Interestingly, when her run of solo R&B hits dried up Maxine continued to reach the pop charts with ‘One Step … More

Our “Northern Soul’s Classiest Rarities” CDs have showcased high quality 60s and early 70s records beloved of collectors and dancers. The series has proved much appreciated by the soul cognoscenti, making this new vinyl edition a necessity. Tracks such as Marva Holiday’s ‘It’s Written All Over My Face’ and Darrow Fletcher’s Detroit-produced ‘What Good Am I Without You’ were played at the famous Northern Soul venues of yesteryear but got lost in the waves of 70s discoveries. They have improved with age. Later discoveries are just plain elusive or horrifically expensive. Salt & Pepper, a multiracial group of US GIs stationed in Bangkok, pressed the 250-500 run of ‘A Man Of My Word’ in Thailand in 1970 – an extremely scarce record that took many years to find before becoming a rare soul standard. The Antellects’ ‘Love Slave’ was played by 100 Club DJ Shifty in the 90s and very few copies have found their way into the hands of collectors.

Vinly LP available in store and online.

As one of Jamaica’s leading record producers Arthur ‘Duke’ Reid embraced the new reggae sound. London-based reggae giant Trojan Records brought together a dozen of his finest works under the title “Greater Jamaica Moonwalk Reggae”. If features many of the biggest Jamaican hits from 1969 to 1970. Tommy McCook & The Supersonics is one of the main artists to be found on this record. The 12 tracks bringing the best Jamaica had to offer during the heydays of their musical days.

Reissue LP available in store and online.

The period of 1967-1968 when rocksteady was in full flow, would also be a turning point for Bunny “Striker” Lee, when he became a producer in his own right. Many of the great tunes during this eventful year came out of his stable and initially saw the light of day on his own imprint label “Lee’s”. Jumping With Mr. Lee has been assembled from some of those fine tunes and tells the story of reggae in what was a stellar time for both reggae and Mr Bunny Lee. Edward “Bunny” Lee, later to become known as “Striker”, got his introduction to the music business around 1962 when his future brother in law singer Derrick Morgan introduced Bunny to producer Duke Reid, who gave him a job as record plugger for his Treasure Isle label.

Vinyl LP available in store and online.

“I stopped the music at the Mecca and made an announcement; ‘This is a very special record that I heard on the radio in Miami and it’s taken me 7 months to find it. You have to trust me, it’s not like your normal Northern Soul record, its got something special. Give it a chance and you’ll love it like I do.’ So, I played it and a few people danced to it. Within an hour I had over 100 requests to play it again and I played it 3 times that night. Inside two weeks it stood to epitomise the sound of Blackpool Mecca and paved the way for other, similar sounding records to follow.” Ian Levine.

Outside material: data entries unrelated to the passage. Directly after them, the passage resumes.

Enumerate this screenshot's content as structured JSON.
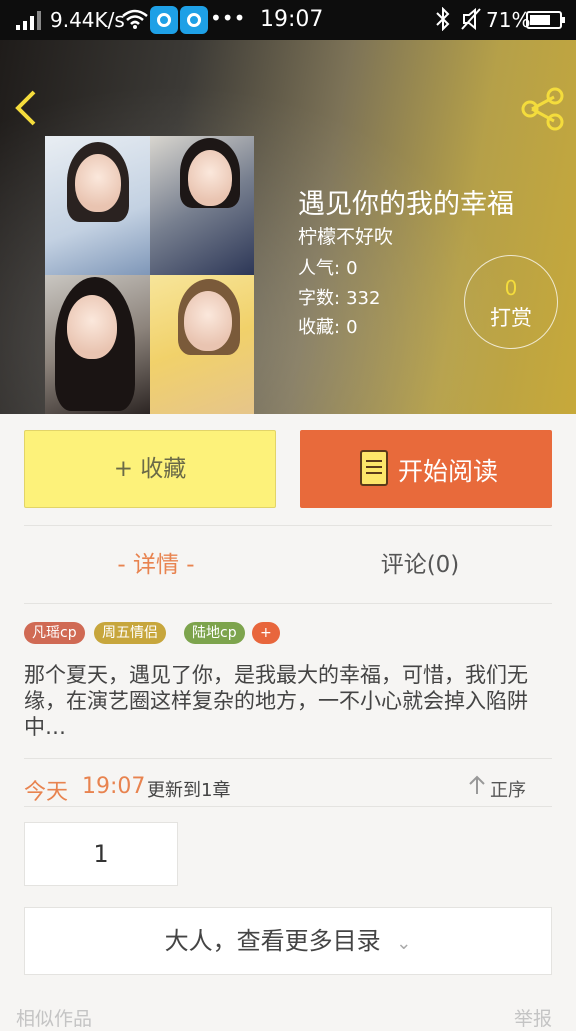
{
  "status_bar": {
    "speed": "9.44K/s",
    "more": "•••",
    "time": "19:07",
    "battery_text": "71%",
    "battery_level": 0.71
  },
  "book": {
    "title": "遇见你的我的幸福",
    "author": "柠檬不好吹",
    "stats": [
      {
        "label": "人气:",
        "value": "0"
      },
      {
        "label": "字数:",
        "value": "332"
      },
      {
        "label": "收藏:",
        "value": "0"
      }
    ],
    "reward_count": "0",
    "reward_label": "打赏"
  },
  "actions": {
    "favorite": "+ 收藏",
    "read": "开始阅读"
  },
  "tabs": {
    "detail": "- 详情 -",
    "comments": "评论(0)"
  },
  "tags": [
    {
      "label": "凡瑶cp",
      "color": "#d06a54"
    },
    {
      "label": "周五情侣",
      "color": "#c7a63c"
    },
    {
      "label": "陆地cp",
      "color": "#7da44d"
    },
    {
      "label": "+",
      "color": "#e8663c"
    }
  ],
  "description": "那个夏天，遇见了你，是我最大的幸福，可惜，我们无缘，在演艺圈这样复杂的地方，一不小心就会掉入陷阱中…",
  "update": {
    "day": "今天",
    "time": "19:07",
    "text": "更新到1章",
    "sort": "正序"
  },
  "chapter_number": "1",
  "more_catalog": "大人，查看更多目录",
  "footer": {
    "similar": "相似作品",
    "report": "举报"
  }
}
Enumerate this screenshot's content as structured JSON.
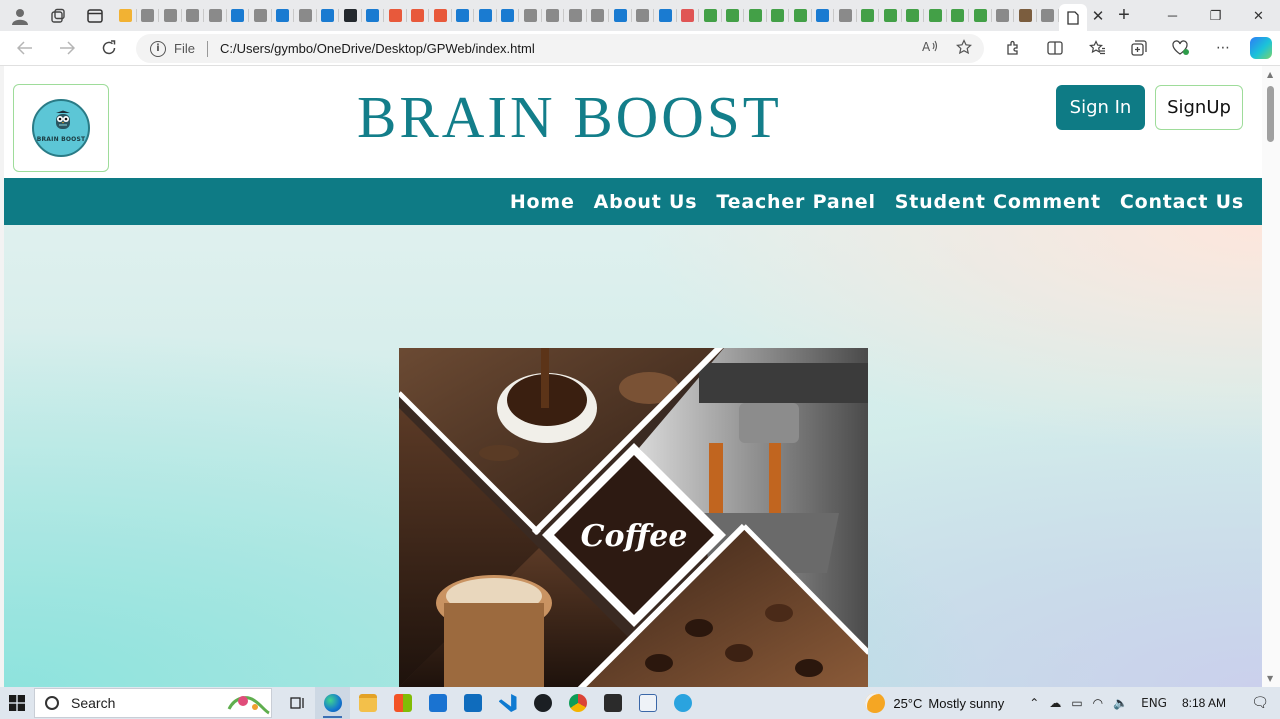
{
  "browser": {
    "address": {
      "protocol_label": "File",
      "url": "C:/Users/gymbo/OneDrive/Desktop/GPWeb/index.html"
    },
    "window_controls": {
      "minimize": "─",
      "restore": "❐",
      "close": "✕"
    },
    "tab_close": "✕",
    "new_tab": "+"
  },
  "site": {
    "brand_title": "BRAIN BOOST",
    "logo_text": "BRAIN BOOST",
    "buttons": {
      "sign_in": "Sign In",
      "sign_up": "SignUp"
    },
    "nav": [
      "Home",
      "About Us",
      "Teacher Panel",
      "Student Comment",
      "Contact Us"
    ],
    "hero_image_text": "Coffee",
    "colors": {
      "primary": "#0e7b85",
      "button_border": "#9edc9a"
    }
  },
  "taskbar": {
    "search_placeholder": "Search",
    "weather": {
      "temp": "25°C",
      "condition": "Mostly sunny"
    },
    "language": "ENG",
    "time": "8:18 AM"
  }
}
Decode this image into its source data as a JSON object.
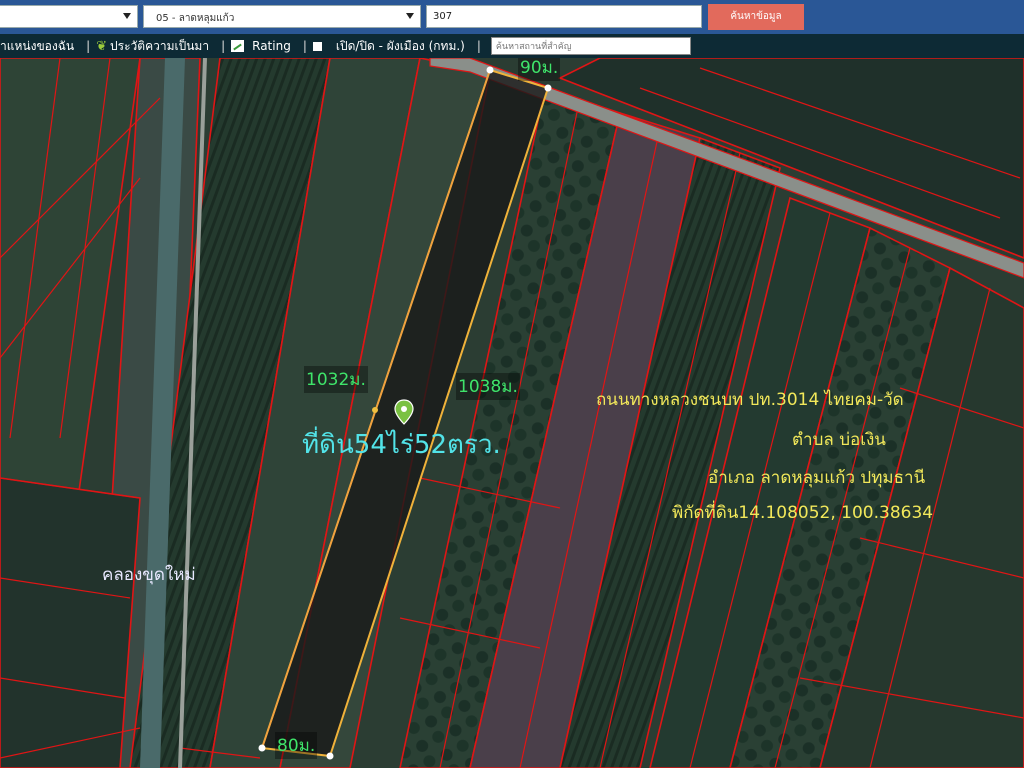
{
  "search": {
    "province_value": "",
    "district_value": "05 - ลาดหลุมแก้ว",
    "parcel_value": "307",
    "button_label": "ค้นหาข้อมูล"
  },
  "toolbar": {
    "my_location": "ำแหน่งของฉัน",
    "history": "ประวัติความเป็นมา",
    "rating": "Rating",
    "toggle_layer": "เปิด/ปิด - ผังเมือง (กทม.)",
    "place_search_placeholder": "ค้นหาสถานที่สำคัญ"
  },
  "map": {
    "labels": {
      "top_width": "90ม.",
      "left_length": "1032ม.",
      "right_length": "1038ม.",
      "bottom_width": "80ม.",
      "land_area": "ที่ดิน54ไร่52ตรว.",
      "road": "ถนนทางหลวงชนบท ปท.3014 ไทยคม-วัด",
      "subdistrict": "ตำบล บ่อเงิน",
      "district": "อำเภอ ลาดหลุมแก้ว ปทุมธานี",
      "coordinates": "พิกัดที่ดิน14.108052, 100.38634",
      "canal": "คลองขุดใหม่"
    },
    "colors": {
      "parcel_border": "#e01515",
      "selected_parcel": "#f0b23a",
      "marker": "#7ac142"
    },
    "icons": [
      "location-pin-icon"
    ]
  }
}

The record in question is, of course, our opening track “It Really Hurts Me Girl” by the Carstairs and the … More